## YOUR ASSIGNMENT
Look for "JSON" in each line of the records, and copy the lines that have it.

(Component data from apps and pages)
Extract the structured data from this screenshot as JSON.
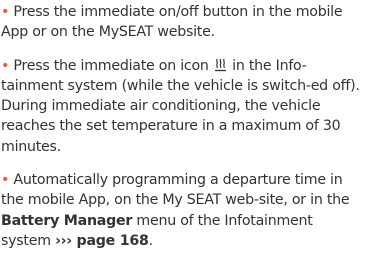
{
  "colors": {
    "bullet": "#e8593c",
    "text": "#333333"
  },
  "items": [
    {
      "bullet": "•",
      "text": " Press the immediate on/off button in the mobile App or on the MySEAT website."
    },
    {
      "bullet": "•",
      "text_before_icon": " Press the immediate on icon ",
      "icon": "climate-heat-icon",
      "text_after_icon": " in the Info-tainment system (while the vehicle is switch-ed off). During immediate air conditioning, the vehicle reaches the set temperature in a maximum of 30 minutes."
    },
    {
      "bullet": "•",
      "text_before_bold": " Automatically programming a departure time in the mobile App, on the My SEAT web-site, or in the ",
      "bold": "Battery Manager",
      "text_after_bold": " menu of the Infotainment system ",
      "link_arrows": "›››",
      "link_text": " page 168",
      "end": "."
    }
  ]
}
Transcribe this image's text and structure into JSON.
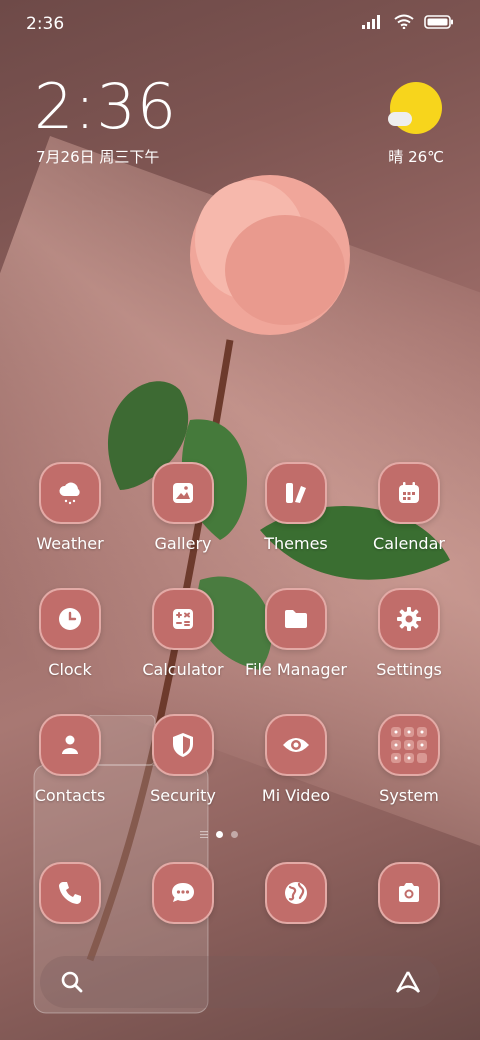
{
  "status": {
    "time": "2:36"
  },
  "widget": {
    "clock": "2:36",
    "date": "7月26日 周三下午",
    "weather": "晴 26℃",
    "weather_icon": "partly-sunny-icon"
  },
  "apps": [
    {
      "label": "Weather",
      "icon": "weather-icon"
    },
    {
      "label": "Gallery",
      "icon": "gallery-icon"
    },
    {
      "label": "Themes",
      "icon": "themes-icon"
    },
    {
      "label": "Calendar",
      "icon": "calendar-icon"
    },
    {
      "label": "Clock",
      "icon": "clock-icon"
    },
    {
      "label": "Calculator",
      "icon": "calculator-icon"
    },
    {
      "label": "File Manager",
      "icon": "folder-icon"
    },
    {
      "label": "Settings",
      "icon": "gear-icon"
    },
    {
      "label": "Contacts",
      "icon": "contacts-icon"
    },
    {
      "label": "Security",
      "icon": "shield-icon"
    },
    {
      "label": "Mi Video",
      "icon": "eye-icon"
    },
    {
      "label": "System",
      "icon": "folder-grid-icon"
    }
  ],
  "dock": [
    {
      "icon": "phone-icon"
    },
    {
      "icon": "messages-icon"
    },
    {
      "icon": "browser-icon"
    },
    {
      "icon": "camera-icon"
    }
  ],
  "colors": {
    "icon_bg": "#c16d6a",
    "sun": "#f7d51c"
  }
}
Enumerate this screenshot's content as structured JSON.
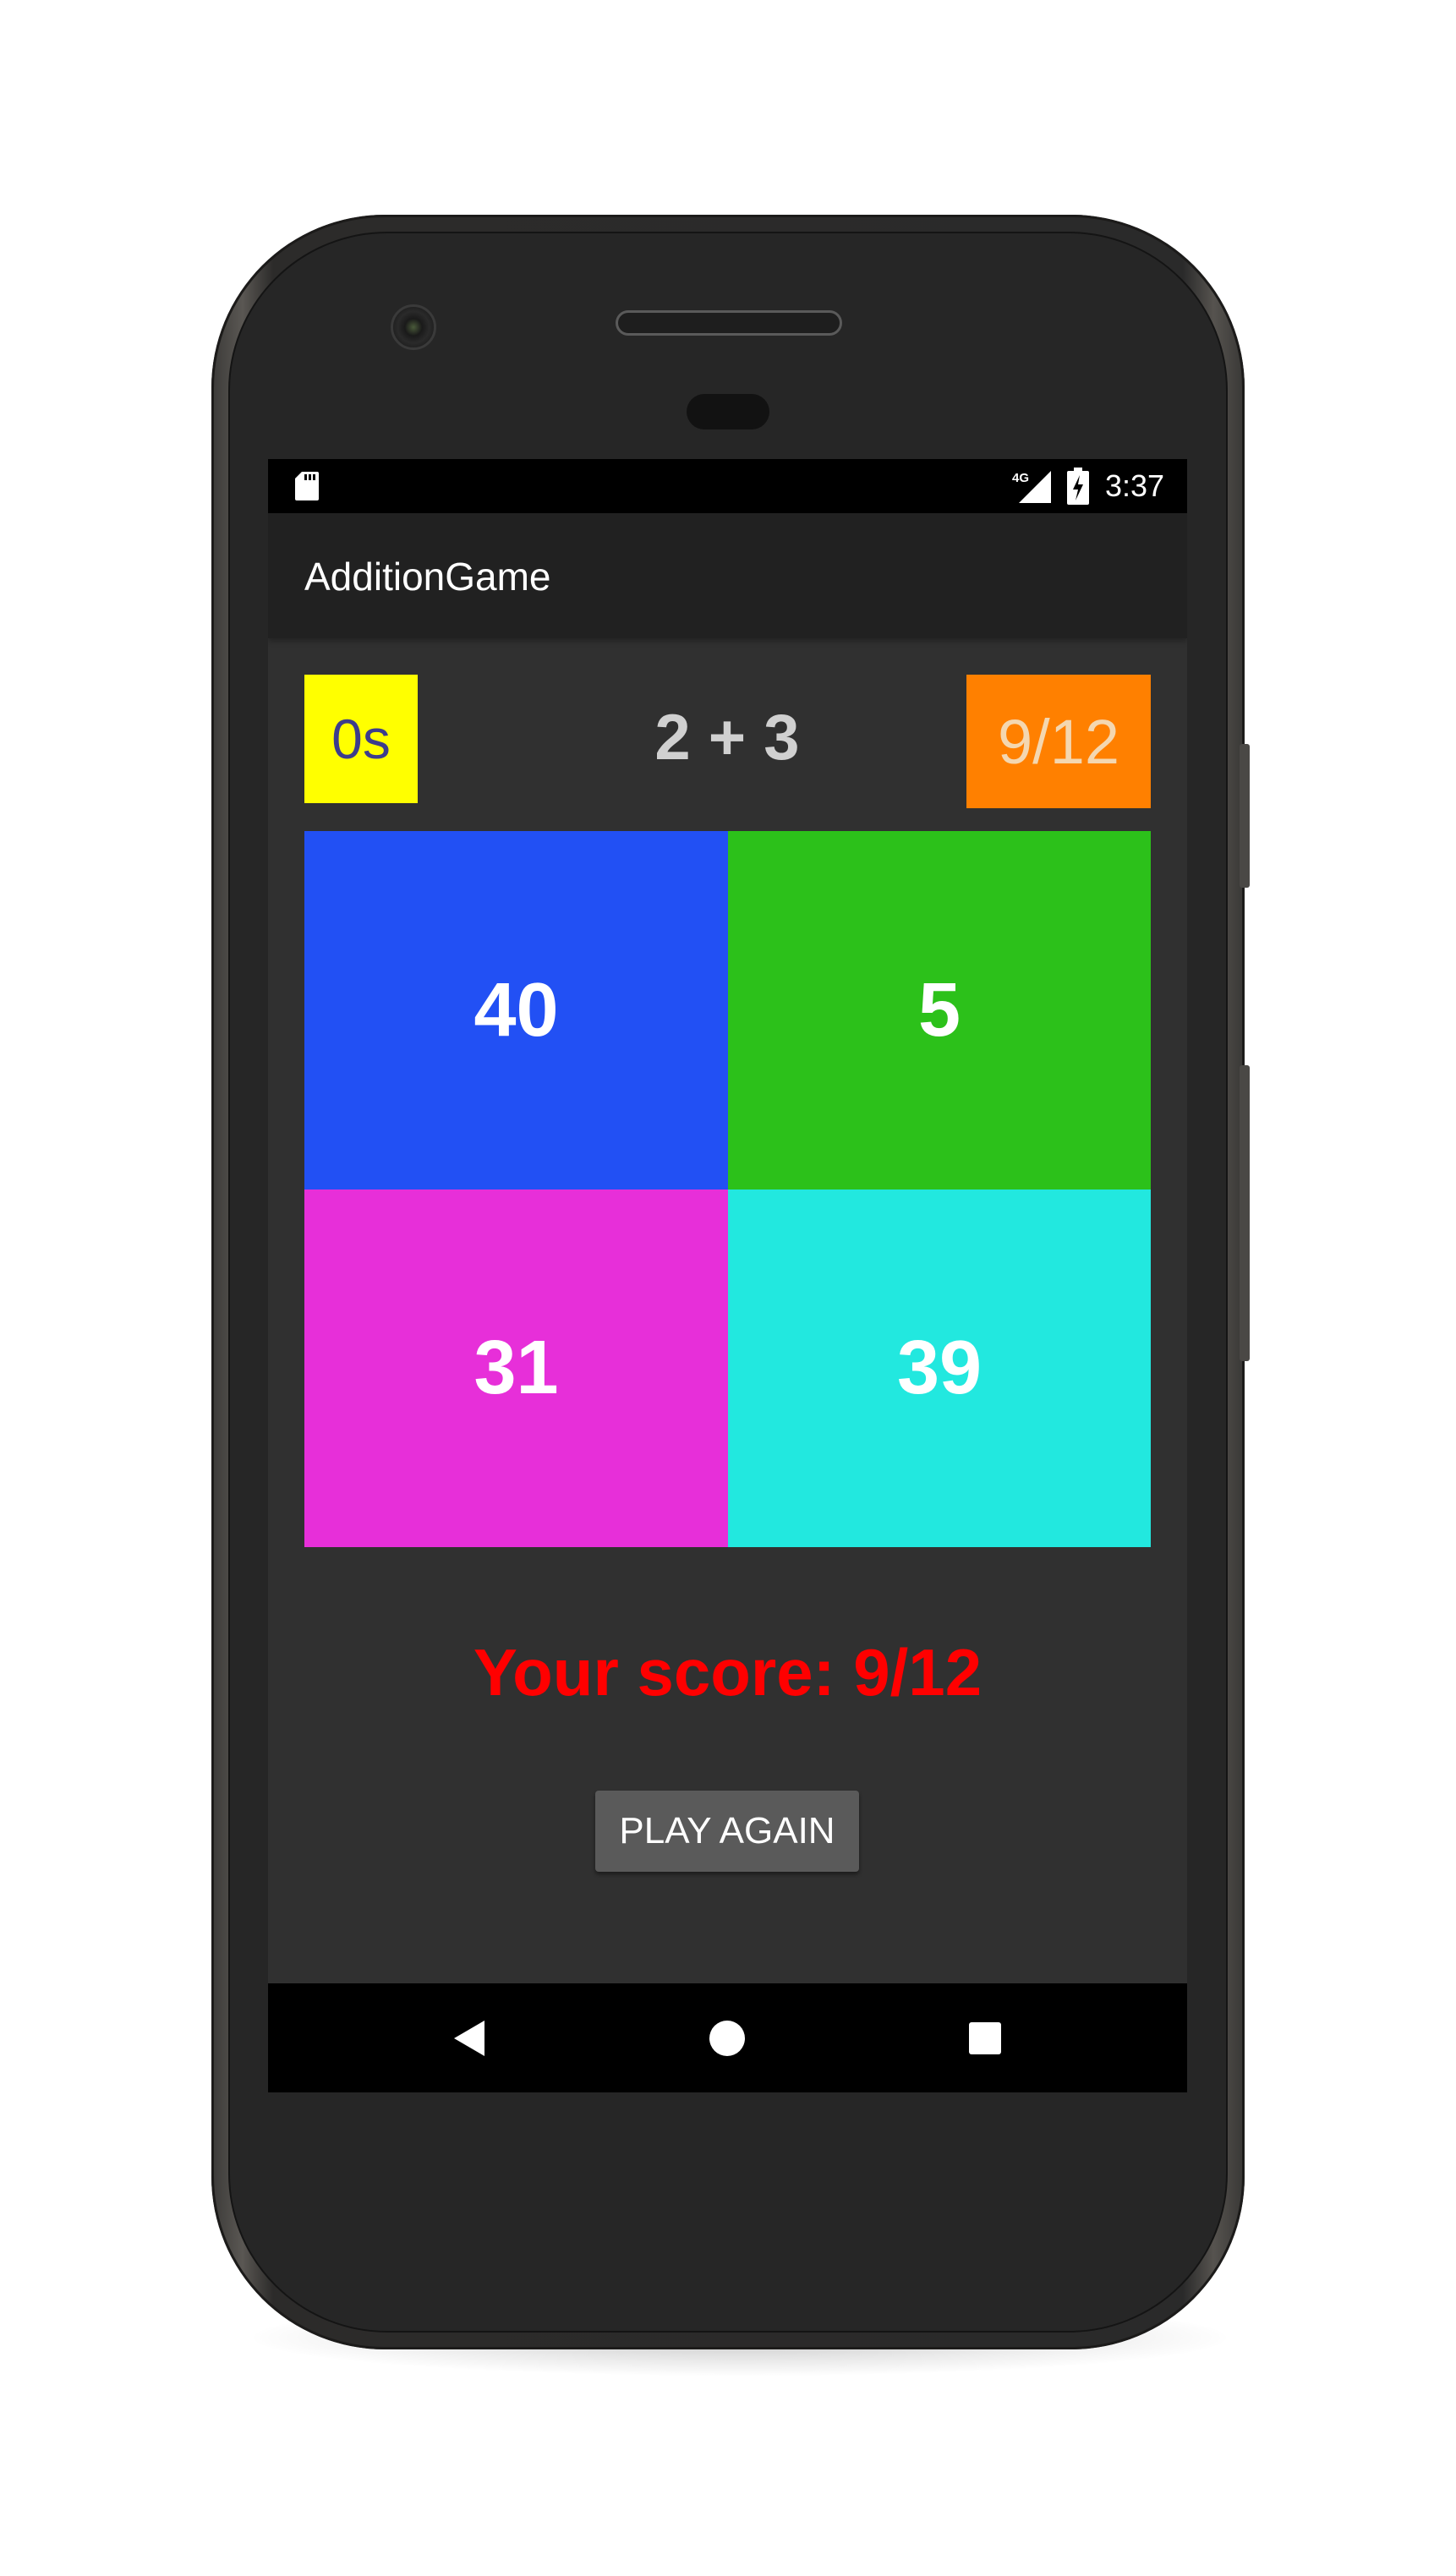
{
  "status_bar": {
    "network": "4G",
    "time": "3:37"
  },
  "app_bar": {
    "title": "AdditionGame"
  },
  "game": {
    "timer": "0s",
    "question": "2 + 3",
    "score": "9/12",
    "answers": [
      {
        "value": "40",
        "color": "#2250f4"
      },
      {
        "value": "5",
        "color": "#2cc11a"
      },
      {
        "value": "31",
        "color": "#e72fd9"
      },
      {
        "value": "39",
        "color": "#22e8df"
      }
    ],
    "result": "Your score: 9/12",
    "play_again_label": "PLAY AGAIN"
  },
  "colors": {
    "timer_bg": "#ffff00",
    "score_bg": "#ff8000",
    "result_text": "#ff0000",
    "screen_bg": "#303030",
    "app_bar_bg": "#212121"
  },
  "icons": {
    "status_left": "sd-card-icon",
    "status_signal": "cell-signal-icon",
    "status_battery": "battery-charging-icon",
    "nav_back": "back-triangle-icon",
    "nav_home": "home-circle-icon",
    "nav_recent": "recent-apps-square-icon"
  }
}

## SOLVED EXERCISE
Extract the structured data from this screenshot as JSON.
Transcribe this image's text and structure into JSON.
Enumerate this screenshot's content as structured JSON.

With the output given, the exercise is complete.